A PECULIAR interest attaches to the lives and labors of pioneers. The circumstances which led to the discovery of a new continent, the first application of one of the forces of nature to the service of man, the making of the first instrument for viewing the stars, and the first description of the animals, plants, or physical features of a country, always have eager readers.
ENVIRONMENT AND THE REPRODUCTIVE POWER OF ANIMAIS.
DEAR SIR: The article in your November issue, by Joel Benton, on “The Decadence of Farming,” greatly interested me, as it must every lover of our country, and it suggested several questions which I believe should be considered, that we may get at the facts.
AMONG the numerous writings from the pen of Count Tolstoi which have of late been made accessible to the English reader is one entitled “My Confession.” In this work the author tells us that, having in his youth led the life of a pleasure-loving man of the world, and in his maturer years of a literary man in considerable repute, he woke up in middle life, when all his outward circumstances were highly prosperous, to find that life to him seemed to possess no meaning and no value.
Two years ago Mr. Wells contributed to “The Popular Science Monthly” a series of articles entitled “Recent Economic Disturbances.” They elicited so much comment and discussion that the author now presents them as a book. In so doing he has brought his record of fact down to date, and extended his review so as not merely to treat the economic derangements which date from 1873-’74, but to include the economic history of the past three decades.
The American Forestry Association.— The American Forestry Congress at its eighth annual meeting, held in Philadelphia in October, changed its name to Association. The meeting was opened with an address by the Hon. Carl Schurz, in which he narrated the difficulties he encountered from the opposition of Congressmen when, as Secretary of the Interior, he endeavored to protect the forests on the public lands against timber thieves.
ATTENTION has been called, in letters written by Mr. James R. Skilton to the Mayor of Brooklyn, to the dangers that are hidden in the pipes through which water-gas is conveyed into houses and in the meters.

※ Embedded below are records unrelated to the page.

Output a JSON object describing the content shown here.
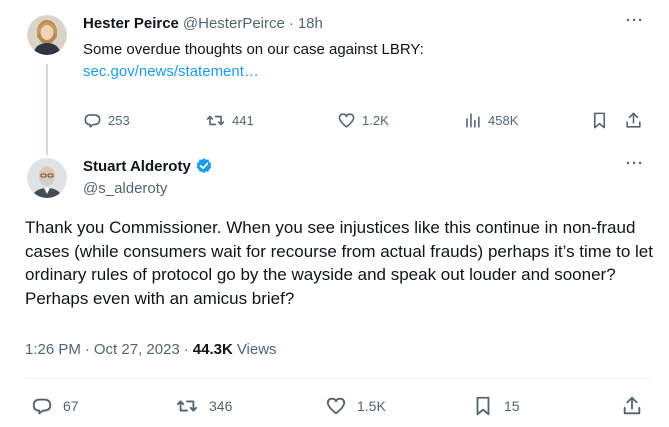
{
  "reply_parent": {
    "display_name": "Hester Peirce",
    "handle": "@HesterPeirce",
    "separator": "·",
    "time_ago": "18h",
    "text": "Some overdue thoughts on our case against LBRY:",
    "link_text": "sec.gov/news/statement…",
    "actions": {
      "replies": "253",
      "reposts": "441",
      "likes": "1.2K",
      "views": "458K"
    }
  },
  "main_tweet": {
    "display_name": "Stuart Alderoty",
    "handle": "@s_alderoty",
    "text": "Thank you Commissioner. When you see injustices like this continue in non-fraud cases (while consumers wait for recourse from actual frauds) perhaps it’s time to let ordinary rules of protocol go by the wayside and speak out louder and sooner? Perhaps even with an amicus brief?",
    "time": "1:26 PM",
    "date": "Oct 27, 2023",
    "views_count": "44.3K",
    "views_label": "Views",
    "separator": "·",
    "actions": {
      "replies": "67",
      "reposts": "346",
      "likes": "1.5K",
      "bookmarks": "15"
    }
  },
  "more_glyph": "···",
  "colors": {
    "verified": "#1d9bf0",
    "link": "#1d9bf0",
    "muted": "#536471",
    "text": "#0f1419"
  }
}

The pipes and the meters are often—it would hardly be too much to say, usually—leaky, and as the escaping gas, largely carbonic oxide, while extremely poisonous, is imperceptible to the senses, great harm may be and often is wrought before the family are aware that anything is wrong.